Radiological dating of fractures speed dating at bars in nyc
As radioactive Parent atoms decay to stable daughter atoms (as uranium decays to lead) each disintegration results in one more atom of the daughter than was initially present and one less atom of the parent.
The probability of a parent atom decaying in a fixed period of time is always the same for all atoms of that type regardless of temperature, pressure, or chemical conditions. The time required for one-half of any original number of parent atoms to decay is the half-life, which is related to the decay constant by a simple mathematical formula.
All rocks and minerals contain long-lived radioactive elements that were incorporated into Earth when the Solar System formed.

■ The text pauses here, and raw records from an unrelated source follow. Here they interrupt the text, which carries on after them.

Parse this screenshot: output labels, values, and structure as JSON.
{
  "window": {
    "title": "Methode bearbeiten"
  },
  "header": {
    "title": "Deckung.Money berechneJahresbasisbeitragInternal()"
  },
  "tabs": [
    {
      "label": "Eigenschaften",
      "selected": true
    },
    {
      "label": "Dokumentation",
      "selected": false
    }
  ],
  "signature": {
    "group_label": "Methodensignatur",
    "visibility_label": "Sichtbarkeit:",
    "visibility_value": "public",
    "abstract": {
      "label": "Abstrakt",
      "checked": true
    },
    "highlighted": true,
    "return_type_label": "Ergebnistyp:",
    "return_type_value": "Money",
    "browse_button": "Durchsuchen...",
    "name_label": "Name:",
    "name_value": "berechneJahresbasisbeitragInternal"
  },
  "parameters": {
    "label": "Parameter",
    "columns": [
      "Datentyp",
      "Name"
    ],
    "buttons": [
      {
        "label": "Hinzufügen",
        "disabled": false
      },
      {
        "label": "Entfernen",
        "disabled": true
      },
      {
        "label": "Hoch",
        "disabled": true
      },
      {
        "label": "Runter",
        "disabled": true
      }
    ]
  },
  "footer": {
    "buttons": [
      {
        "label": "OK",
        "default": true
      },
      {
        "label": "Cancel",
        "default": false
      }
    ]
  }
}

These radioactive elements constitute independent clocks that allow geologists to determine the age of the rocks in which they occur.
Bone scans are also able to detect radiographically occult fractures and should be considered when clinical suspicion is high. Rib fractures are easily missed so current practice is to repeat chest films in 2 weeks to observe for any healing rib fractures.

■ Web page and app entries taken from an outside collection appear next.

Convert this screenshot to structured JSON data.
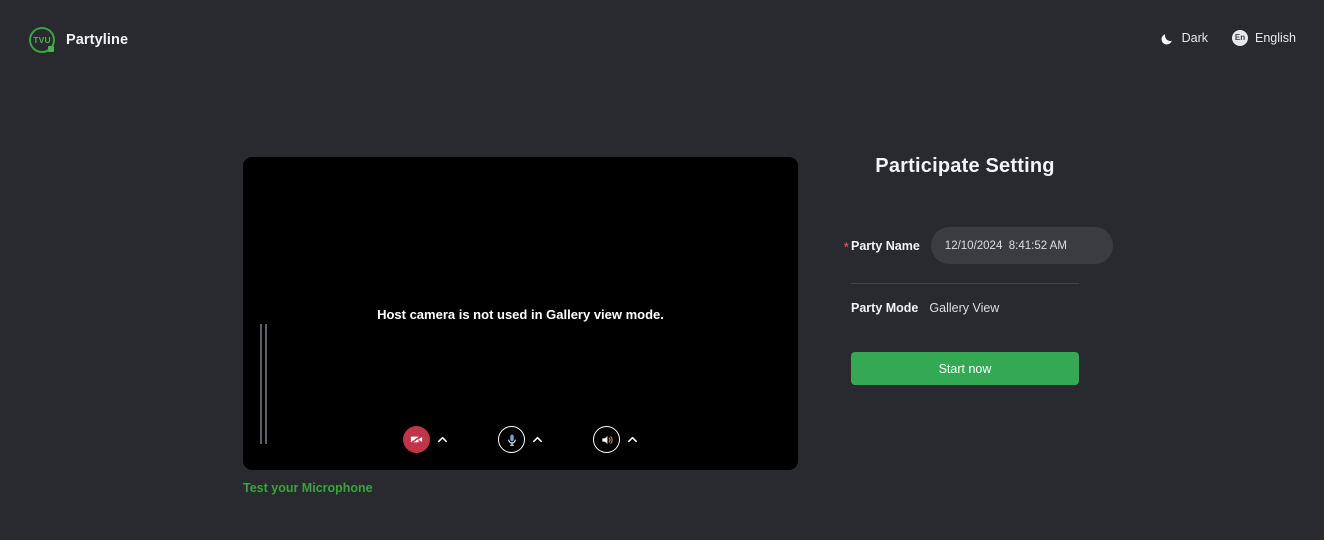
{
  "colors": {
    "background": "#282a30",
    "accent_green": "#34a853",
    "link_green": "#3aa33f",
    "danger_red": "#c0354a",
    "required_red": "#e8464e",
    "input_bg": "#3a3c42",
    "text_primary": "#f2f3f5"
  },
  "header": {
    "logo_text": "TVU",
    "logo_icon": "tvu-logo-icon",
    "brand_name": "Partyline",
    "theme_toggle": {
      "label": "Dark",
      "icon": "moon-icon"
    },
    "language_selector": {
      "label": "English",
      "badge": "En",
      "icon": "language-icon"
    }
  },
  "video_preview": {
    "message": "Host camera is not used in Gallery view mode.",
    "vu_meter": "audio-level-meter",
    "controls": [
      {
        "name": "camera-toggle",
        "icon": "camera-off-icon",
        "state": "off",
        "chevron": "chevron-up-icon"
      },
      {
        "name": "microphone-toggle",
        "icon": "microphone-icon",
        "state": "on",
        "chevron": "chevron-up-icon"
      },
      {
        "name": "speaker-toggle",
        "icon": "speaker-icon",
        "state": "on",
        "chevron": "chevron-up-icon"
      }
    ],
    "test_microphone_link": "Test your Microphone"
  },
  "settings": {
    "title": "Participate Setting",
    "party_name": {
      "label": "Party Name",
      "required_marker": "*",
      "value": "12/10/2024  8:41:52 AM",
      "placeholder": "Party Name"
    },
    "party_mode": {
      "label": "Party Mode",
      "value": "Gallery View"
    },
    "start_button": "Start now"
  }
}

A typical skeletal survey comprises plain films of the following: The ability to date injuries is critical for medicolegal purposes, and thus must be done carefully (please refer to specialist text for specific guidelines). Metaphyseal (and costochondral junction) injuries do not heal with periosteal reaction and if visible are less than 4 weeks old.
The literature review presented herein is designed to assist orthopaedic surgeons in the diagnosis and management of children with fractures before 18 months of age, in compliance with French legislation, which has undergone major changes over the last quarter century.

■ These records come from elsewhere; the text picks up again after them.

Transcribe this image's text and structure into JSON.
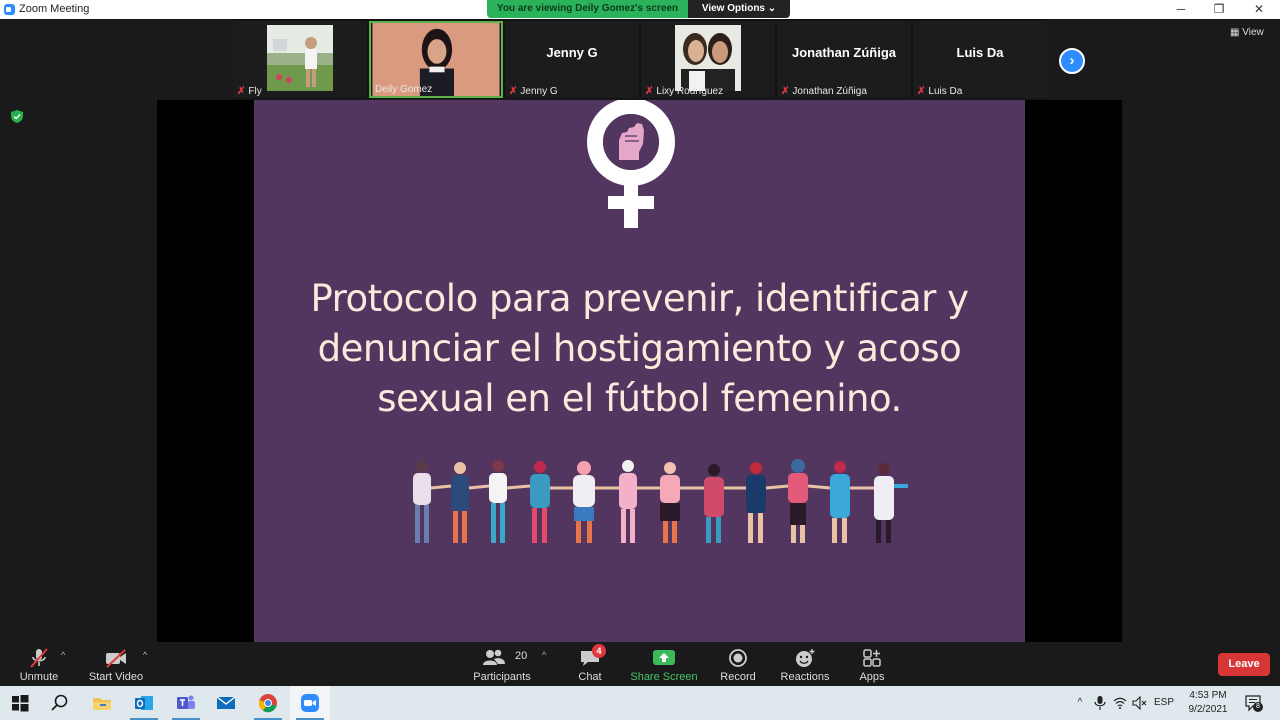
{
  "window": {
    "title": "Zoom Meeting",
    "minimize": "─",
    "restore": "❐",
    "close": "✕"
  },
  "banner": {
    "viewing_text": "You are viewing Deily Gomez's screen",
    "view_options": "View Options ⌄"
  },
  "view_button": "▦ View",
  "participants_strip": [
    {
      "name": "Fly",
      "display": "photo",
      "muted": true
    },
    {
      "name": "Deily Gomez",
      "display": "photo",
      "muted": false,
      "active_speaker": true
    },
    {
      "name": "Jenny G",
      "display": "name",
      "muted": true
    },
    {
      "name": "Lixy Rodríguez",
      "display": "photo",
      "muted": true
    },
    {
      "name": "Jonathan Zúñiga",
      "display": "name",
      "muted": true
    },
    {
      "name": "Luis Da",
      "display": "name",
      "muted": true
    }
  ],
  "next_page": "›",
  "slide": {
    "title_line1": "Protocolo para prevenir, identificar y",
    "title_line2": "denunciar el hostigamiento y acoso",
    "title_line3": "sexual en el fútbol femenino."
  },
  "toolbar": {
    "unmute": "Unmute",
    "start_video": "Start Video",
    "participants": "Participants",
    "participant_count": "20",
    "chat": "Chat",
    "chat_badge": "4",
    "share_screen": "Share Screen",
    "record": "Record",
    "reactions": "Reactions",
    "apps": "Apps",
    "leave": "Leave",
    "caret": "^"
  },
  "taskbar": {
    "apps": [
      "start-icon",
      "search-icon",
      "file-explorer-icon",
      "outlook-icon",
      "teams-icon",
      "mail-icon",
      "chrome-icon",
      "zoom-icon"
    ],
    "tray_chevron": "^",
    "language": "ESP",
    "time": "4:53 PM",
    "date": "9/2/2021",
    "notification_count": "8"
  },
  "colors": {
    "slide_background": "#533660",
    "slide_text": "#fde9dc",
    "zoom_blue": "#2d8cff",
    "leave_red": "#d83636",
    "share_green": "#41c467"
  }
}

Non-accidental injuries (NAI) represent both ethical and legal challenges to treating physicians.
At least two thousand children die as a result of this abuse.
A skeletal survey is performed in cases of suspected abuse to assess and document the extent of previous skeletal injuries.
The so-called babygram is not an acceptable substitute.
This overview focusses on the role of diagnostic imaging in depicting the findings that are specific for child abuse.
Awareness of the radiologist is essential in finding these skeletal and CNS injuries in order to document child abuse, to stop further abuse and to protect siblings.Radiologists are often the first to suspect NAI when confronted with particular injury patterns, and a knowledge of these is essential if the opportunity to save a child from future neglect is not to be missed.